● **Source material**
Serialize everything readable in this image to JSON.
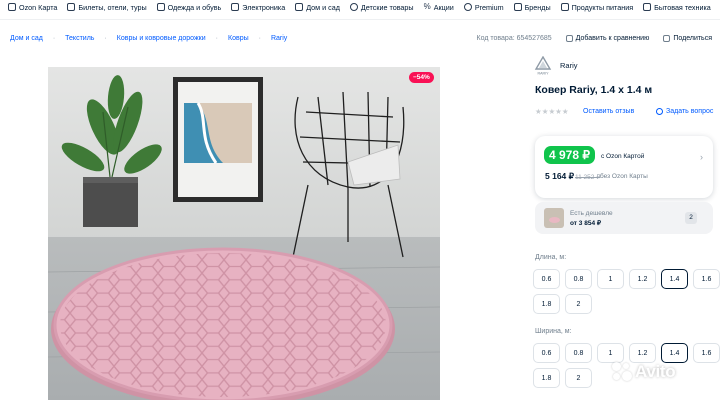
{
  "topnav": {
    "items": [
      {
        "label": "Ozon Карта",
        "icon": "card-icon"
      },
      {
        "label": "Билеты, отели, туры",
        "icon": "ticket-icon"
      },
      {
        "label": "Одежда и обувь",
        "icon": "shirt-icon"
      },
      {
        "label": "Электроника",
        "icon": "phone-icon"
      },
      {
        "label": "Дом и сад",
        "icon": "house-icon"
      },
      {
        "label": "Детские товары",
        "icon": "toy-icon"
      },
      {
        "label": "Акции",
        "icon": "percent-icon"
      },
      {
        "label": "Premium",
        "icon": "premium-icon"
      },
      {
        "label": "Бренды",
        "icon": "brand-icon"
      },
      {
        "label": "Продукты питания",
        "icon": "food-icon"
      },
      {
        "label": "Бытовая техника",
        "icon": "appliance-icon"
      }
    ]
  },
  "breadcrumbs": [
    "Дом и сад",
    "Текстиль",
    "Ковры и ковровые дорожки",
    "Ковры",
    "Rariy"
  ],
  "meta": {
    "product_code": "Код товара: 654527685",
    "compare": "Добавить к сравнению",
    "share": "Поделиться"
  },
  "product": {
    "discount_badge": "−54%",
    "brand": "Rariy",
    "brand_logo_text": "RARIY",
    "title": "Ковер Rariy, 1.4 x 1.4 м",
    "stars": "★★★★★",
    "reviews": "Оставить отзыв",
    "ask": "Задать вопрос"
  },
  "price": {
    "card_price": "4 978 ₽",
    "card_note": "с Ozon Картой",
    "regular_price": "5 164 ₽",
    "old_price": "11 252 ₽",
    "regular_note": "без Ozon Карты"
  },
  "cheaper": {
    "line1": "Есть дешевле",
    "line2": "от 3 854 ₽",
    "count": "2"
  },
  "options": {
    "length_label": "Длина, м:",
    "length_values": [
      "0.6",
      "0.8",
      "1",
      "1.2",
      "1.4",
      "1.6",
      "1.8",
      "2"
    ],
    "length_selected": "1.4",
    "width_label": "Ширина, м:",
    "width_values": [
      "0.6",
      "0.8",
      "1",
      "1.2",
      "1.4",
      "1.6",
      "1.8",
      "2"
    ],
    "width_selected": "1.4"
  },
  "watermark": "Avito",
  "colors": {
    "accent": "#005bff",
    "price_green": "#10c44c",
    "discount_red": "#f91155",
    "rug_pink": "#e7b2c2"
  }
}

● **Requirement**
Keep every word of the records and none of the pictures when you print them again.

● **Answer to the exercise**
Serialize everything readable in this image to JSON.
{
  "topnav": {
    "items": [
      {
        "label": "Ozon Карта",
        "icon": "card-icon"
      },
      {
        "label": "Билеты, отели, туры",
        "icon": "ticket-icon"
      },
      {
        "label": "Одежда и обувь",
        "icon": "shirt-icon"
      },
      {
        "label": "Электроника",
        "icon": "phone-icon"
      },
      {
        "label": "Дом и сад",
        "icon": "house-icon"
      },
      {
        "label": "Детские товары",
        "icon": "toy-icon"
      },
      {
        "label": "Акции",
        "icon": "percent-icon"
      },
      {
        "label": "Premium",
        "icon": "premium-icon"
      },
      {
        "label": "Бренды",
        "icon": "brand-icon"
      },
      {
        "label": "Продукты питания",
        "icon": "food-icon"
      },
      {
        "label": "Бытовая техника",
        "icon": "appliance-icon"
      }
    ]
  },
  "breadcrumbs": [
    "Дом и сад",
    "Текстиль",
    "Ковры и ковровые дорожки",
    "Ковры",
    "Rariy"
  ],
  "meta": {
    "product_code": "Код товара: 654527685",
    "compare": "Добавить к сравнению",
    "share": "Поделиться"
  },
  "product": {
    "discount_badge": "−54%",
    "brand": "Rariy",
    "brand_logo_text": "RARIY",
    "title": "Ковер Rariy, 1.4 x 1.4 м",
    "stars": "★★★★★",
    "reviews": "Оставить отзыв",
    "ask": "Задать вопрос"
  },
  "price": {
    "card_price": "4 978 ₽",
    "card_note": "с Ozon Картой",
    "regular_price": "5 164 ₽",
    "old_price": "11 252 ₽",
    "regular_note": "без Ozon Карты"
  },
  "cheaper": {
    "line1": "Есть дешевле",
    "line2": "от 3 854 ₽",
    "count": "2"
  },
  "options": {
    "length_label": "Длина, м:",
    "length_values": [
      "0.6",
      "0.8",
      "1",
      "1.2",
      "1.4",
      "1.6",
      "1.8",
      "2"
    ],
    "length_selected": "1.4",
    "width_label": "Ширина, м:",
    "width_values": [
      "0.6",
      "0.8",
      "1",
      "1.2",
      "1.4",
      "1.6",
      "1.8",
      "2"
    ],
    "width_selected": "1.4"
  },
  "watermark": "Avito",
  "colors": {
    "accent": "#005bff",
    "price_green": "#10c44c",
    "discount_red": "#f91155",
    "rug_pink": "#e7b2c2"
  }
}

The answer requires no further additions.